The number of American students studying in Kuwait recently plunged 50 percent in one academic year -- well, that is, it fell from two to one.
In developing a new study abroad arm, America-Mideast Educational and Training Services, Inc. is counting on that number going up, as well as the number of Americans deciding to study in Egypt, Jordan, Morocco, and Tunisia. Despite that shocking decline in Kuwait, the number of students studying in the Middle East and North Africa has been rapidly increasing, climbing in the Middle East, for instance, 30.8 percent in one year, from 1,977 in 2004-5 to 2,585 in 2005-6, according to data from the Institute of International Education.
Meanwhile, the study of Arabic at U.S. colleges increased 126.5 percent from 2002-6, according to the Modern Language Association.
Yet, while interest is growing, capacity has not kept pace, making AMIDEAST's expansion significant in that the organization hopes to create an extra 500 to 700 study abroad slots within five years, according to its study abroad director.
“There’s this huge increase in interest,” said Jerome Bookin-Weiner, director of study abroad and outreach for AMIDEAST, a nonprofit founded in 1951 headquartered in Washington and with field offices throughout the Middle East and North Africa. The organization managed its first AMIDEAST-branded study abroad program in Morocco last fall, and is developing semester- and academic-year programs starting in 2009 for Egypt, Jordan and Kuwait, in addition to summer options -- an intensive Arabic program in Morocco and a “learn and serve” program in Tunisia.

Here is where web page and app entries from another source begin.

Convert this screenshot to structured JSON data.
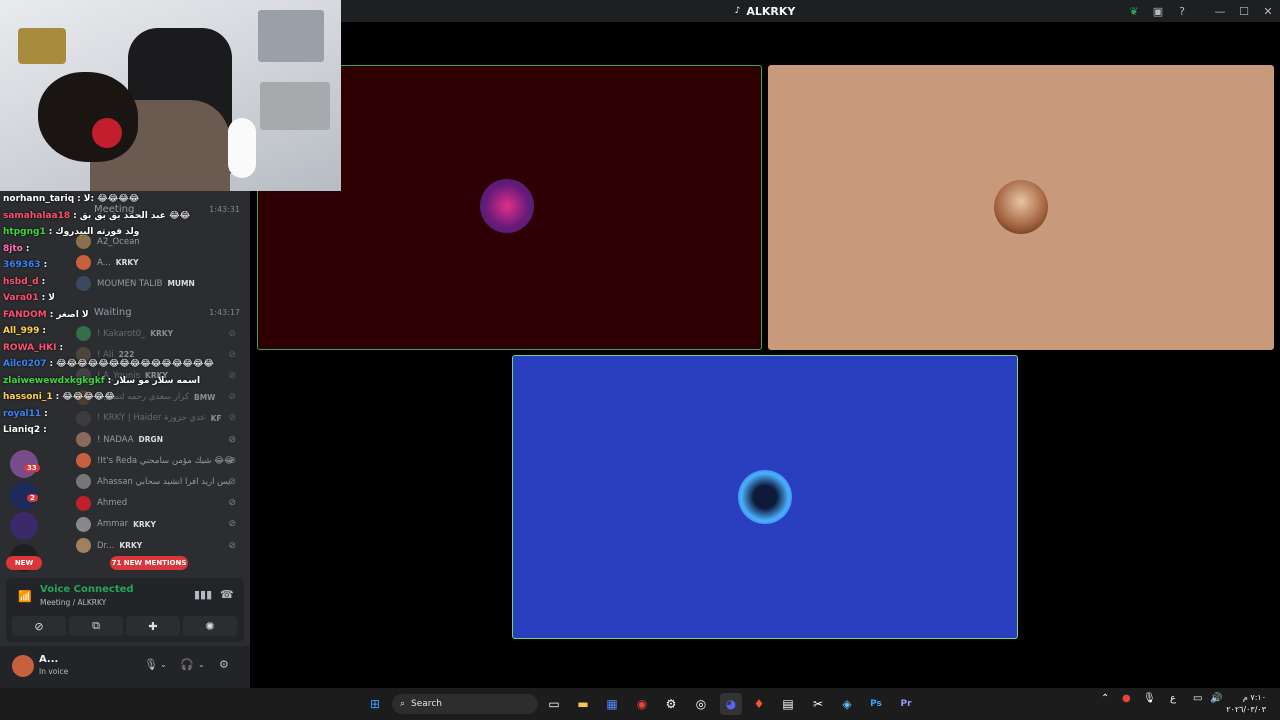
{
  "window": {
    "title": "ALKRKY"
  },
  "chat": {
    "lines": [
      {
        "user": "norhann_tariq",
        "color": "#ffffff",
        "msg": "لا: 😂😂😂😂"
      },
      {
        "user": "samahalaa18",
        "color": "#ff4f6e",
        "msg": "عبد الحمد بق بق بق 😂😂"
      },
      {
        "user": "htpgng1",
        "color": "#3dd63d",
        "msg": "ولد فورته البيدروك"
      },
      {
        "user": "8jto",
        "color": "#ff6fb5",
        "msg": ""
      },
      {
        "user": "369363",
        "color": "#3b82f6",
        "msg": ""
      },
      {
        "user": "hsbd_d",
        "color": "#ff4f6e",
        "msg": ""
      },
      {
        "user": "Vara01",
        "color": "#ff4f6e",
        "msg": "لا"
      },
      {
        "user": "FANDOM",
        "color": "#ff4f6e",
        "msg": "لا اصغر"
      },
      {
        "user": "All_999",
        "color": "#ffd34d",
        "msg": ""
      },
      {
        "user": "ROWA_HKI",
        "color": "#ff4f6e",
        "msg": ""
      },
      {
        "user": "Ailc0207",
        "color": "#3b82f6",
        "msg": "😂😂😂😂😂😂😂😂😂😂😂😂😂😂😂"
      },
      {
        "user": "zlaiwewewdxkgkgkf",
        "color": "#3dd63d",
        "msg": "اسمه سلار مو سلار"
      },
      {
        "user": "hassoni_1",
        "color": "#ffd34d",
        "msg": "😂😂😂😂😂"
      },
      {
        "user": "royal11",
        "color": "#3b82f6",
        "msg": ""
      },
      {
        "user": "Lianiq2",
        "color": "#ffffff",
        "msg": ""
      }
    ]
  },
  "rail": {
    "badges": [
      "33",
      "2"
    ],
    "new_label": "NEW"
  },
  "channels": {
    "meeting": {
      "name": "Meeting",
      "time": "1:43:31"
    },
    "waiting": {
      "name": "Waiting",
      "time": "1:43:17"
    },
    "meeting_members": [
      {
        "name": "A2_Ocean",
        "tag": "",
        "color": "#8b6f4e"
      },
      {
        "name": "A...",
        "tag": "KRKY",
        "color": "#c7603d"
      },
      {
        "name": "MOUMEN TALIB",
        "tag": "MUMN",
        "color": "#3a4a5c"
      }
    ],
    "waiting_members": [
      {
        "name": "! Kakarot0_",
        "tag": "KRKY",
        "color": "#3ba55c",
        "dim": true
      },
      {
        "name": "! Ali",
        "tag": "222",
        "color": "#6b5a4a",
        "dim": true
      },
      {
        "name": "! A_Younis",
        "tag": "KRKY",
        "color": "#555",
        "dim": true
      },
      {
        "name": "! كرار سعدي رحمه لتمثال",
        "tag": "BMW",
        "color": "#6b4a3a",
        "dim": true
      },
      {
        "name": "! KRKY | Haider عدي جزوزة",
        "tag": "KF",
        "color": "#4a4a4a",
        "dim": true
      },
      {
        "name": "! NADAA",
        "tag": "DRGN",
        "color": "#8a6a5a",
        "dim": false
      },
      {
        "name": "!It's Reda شيك مؤمن سامحني 😂😂",
        "tag": "",
        "color": "#c7603d",
        "dim": false
      },
      {
        "name": "Ahassan يس اريد افرا انشيد سحابي",
        "tag": "",
        "color": "#777",
        "dim": false
      },
      {
        "name": "Ahmed",
        "tag": "",
        "color": "#c11f2c",
        "dim": false
      },
      {
        "name": "Ammar",
        "tag": "KRKY",
        "color": "#888",
        "dim": false
      },
      {
        "name": "Dr...",
        "tag": "KRKY",
        "color": "#a08060",
        "dim": false
      }
    ],
    "mentions_label": "71 NEW MENTIONS"
  },
  "voice": {
    "status": "Voice Connected",
    "channel": "Meeting / ALKRKY"
  },
  "user": {
    "name": "A...",
    "status": "In voice"
  },
  "taskbar": {
    "search_label": "Search",
    "clock_time": "٧:١٠ م",
    "clock_date": "٢٠٢٦/٠٣/٠٣",
    "lang": "ع"
  },
  "colors": {
    "tile1_bg": "#2e0004",
    "tile2_bg": "#c8997a",
    "tile3_bg": "#2a3fbf",
    "speaking_border": "#3ba55c",
    "voice_green": "#23a55a"
  }
}
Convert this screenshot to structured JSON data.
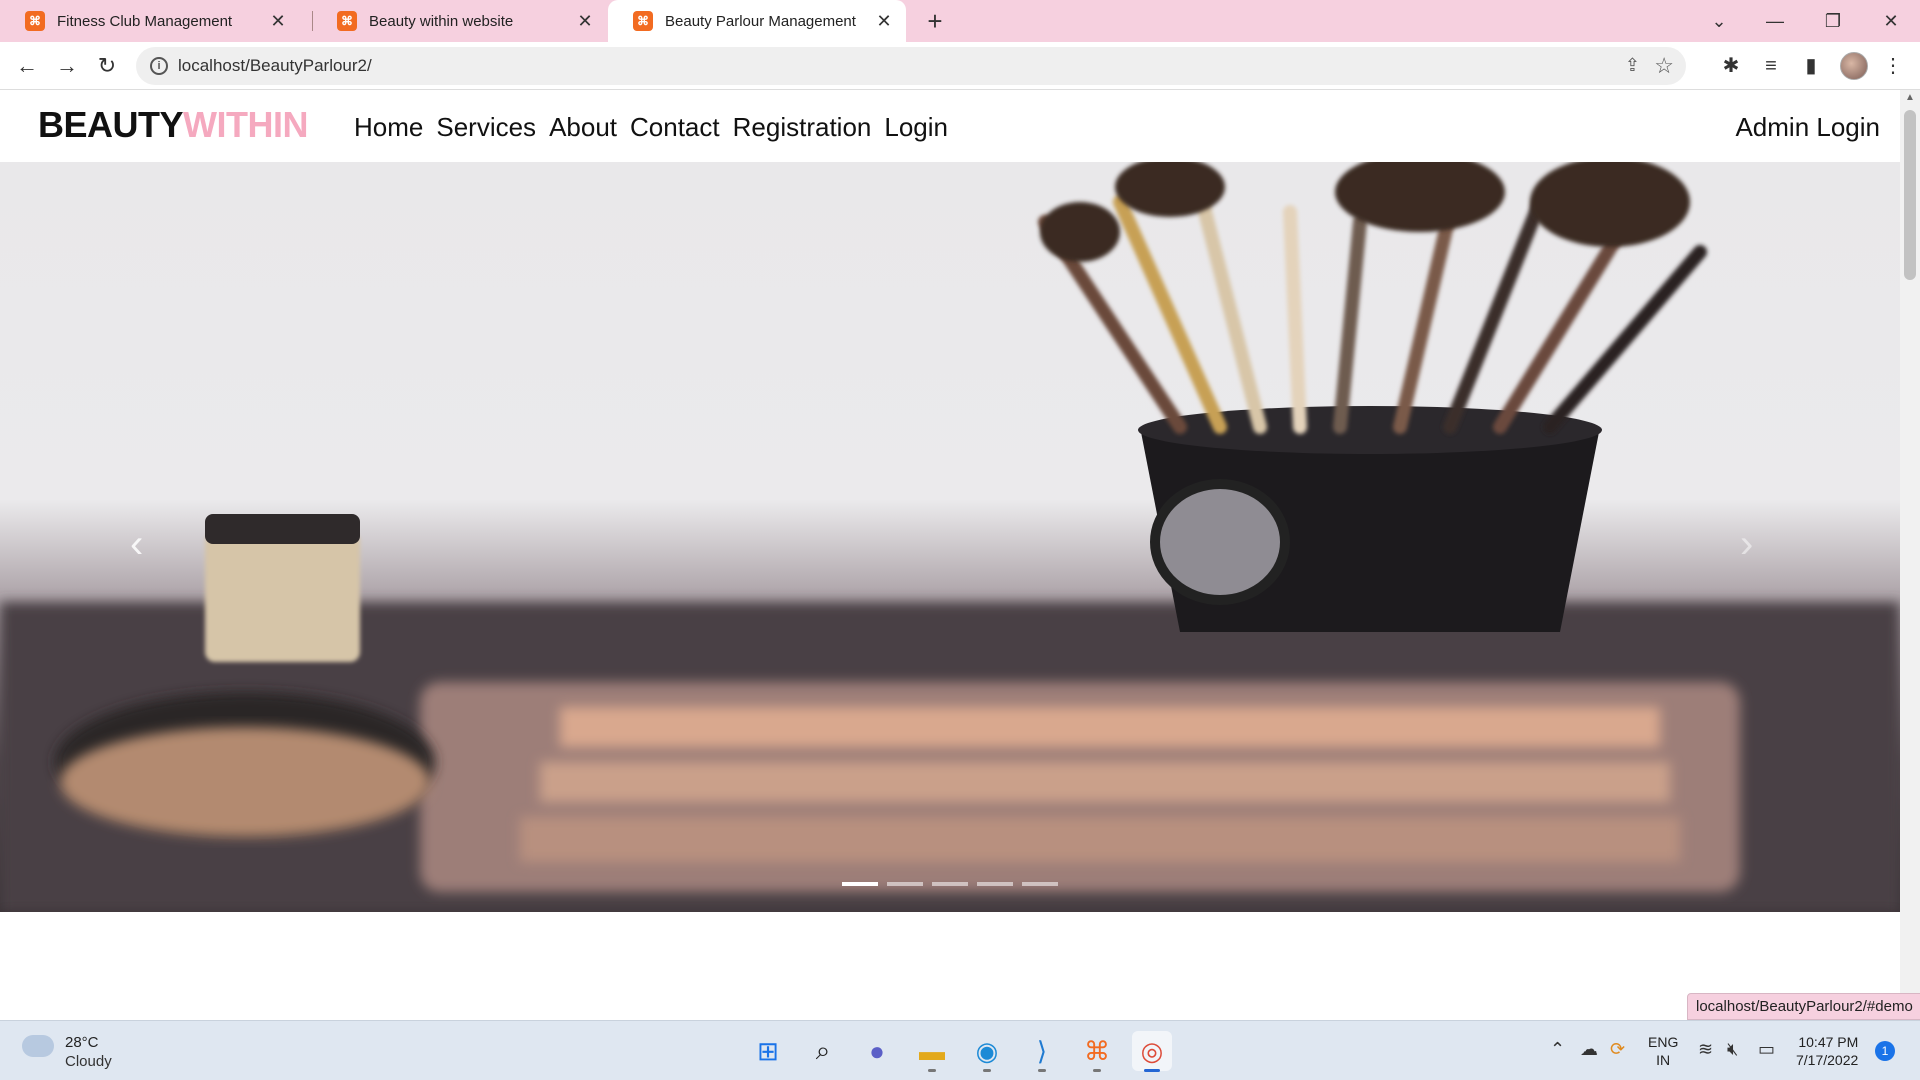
{
  "browser": {
    "tabs": [
      {
        "title": "Fitness Club Management",
        "active": false
      },
      {
        "title": "Beauty within website",
        "active": false
      },
      {
        "title": "Beauty Parlour Management",
        "active": true
      }
    ],
    "close_glyph": "✕",
    "new_tab_glyph": "+",
    "url": "localhost/BeautyParlour2/",
    "status_url": "localhost/BeautyParlour2/#demo"
  },
  "site": {
    "brand_part1": "BEAUTY",
    "brand_part2": "WITHIN",
    "brand_accent_color": "#f5a9bf",
    "nav_items": [
      "Home",
      "Services",
      "About",
      "Contact",
      "Registration",
      "Login"
    ],
    "admin_label": "Admin Login"
  },
  "carousel": {
    "slides": 5,
    "active_slide": 1,
    "prev_icon": "chevron-left-icon",
    "next_icon": "chevron-right-icon"
  },
  "taskbar": {
    "weather_temp": "28°C",
    "weather_condition": "Cloudy",
    "lang_line1": "ENG",
    "lang_line2": "IN",
    "time": "10:47 PM",
    "date": "7/17/2022",
    "notification_count": "1"
  }
}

"One of the big issues for the education abroad field in general is capacity. Capacity to meet the demand of the increasing numbers of students who want to study abroad everywhere -- this is a particular problem in the North African and Arab countries,” Bookin-Weiner said.
Given AMIDEAST's long-term involvement in the region, "There was a role for AMIDEAST to play in helping to meet this demand," Bookin-Weiner continued. "There are particular needs for programs in the region that in a sense can only be met by organizations that have a presence, know their way around."
AMIDEAST has not yet announced the university of record that will award academic credit for its study abroad programs. It has developed a consortium of 17 American universities that will provide academic oversight through annual site visits, with each member institution to be represented by an education abroad professional and two faculty members, one who teaches Arabic and one who teaches Middle East and North African Studies. AMIDEAST has also assembled an all-star group of faculty for an Arabic Language Advisory Board: Seven of the members have served as president of the American Association of Teachers of Arabic.
“I think it’s great that [AMIDEAST is] moving into the region. My overall view is that the internationalization of higher education in the United States is wonderful, but we have to get more students to places where they aren’t going,” said Adam Weinberg, executive vice president of World Learning and provost for the School for International Training, which runs study abroad programs throughout the world, including in Jordan, Morocco, Oman and Tunisia.
“It’s absolutely true that there’s increased demand for programs in the Middle East, but it’s also absolutely true that the percentage of students looking to go abroad to the Middle East of the overall population is very small,” said Weinberg. IIE reported in November that 58.3 percent of Americans studying abroad in 2005-6 went to Europe; just 1.2 percent went to the Middle East.
"What we’re worried about is getting more students in the Middle East. I’m not really worried about other providers being there [in terms of competition]. For me that’s a sign that the general field is moving in that direction and that’s great," Weinberg said.
"For sure, more opportunities to study in the Middle East and North Africa are needed," said Peggy Blumenthal, IIE's executive vice president. “This is an area where host country capacity is going to be the real choke point.”
On the flip side, university capacity within the United States is also an issue, Blumenthal continued. While a huge number of universities have added Arabic programs in recent years, many rely only on a single adjunct instructor and don't offer advanced-level courses suitable for students returning from overseas.
“The first choke point is the capacity abroad. The next choke point may be how we sustain those students' interest when they get back to the home campus.”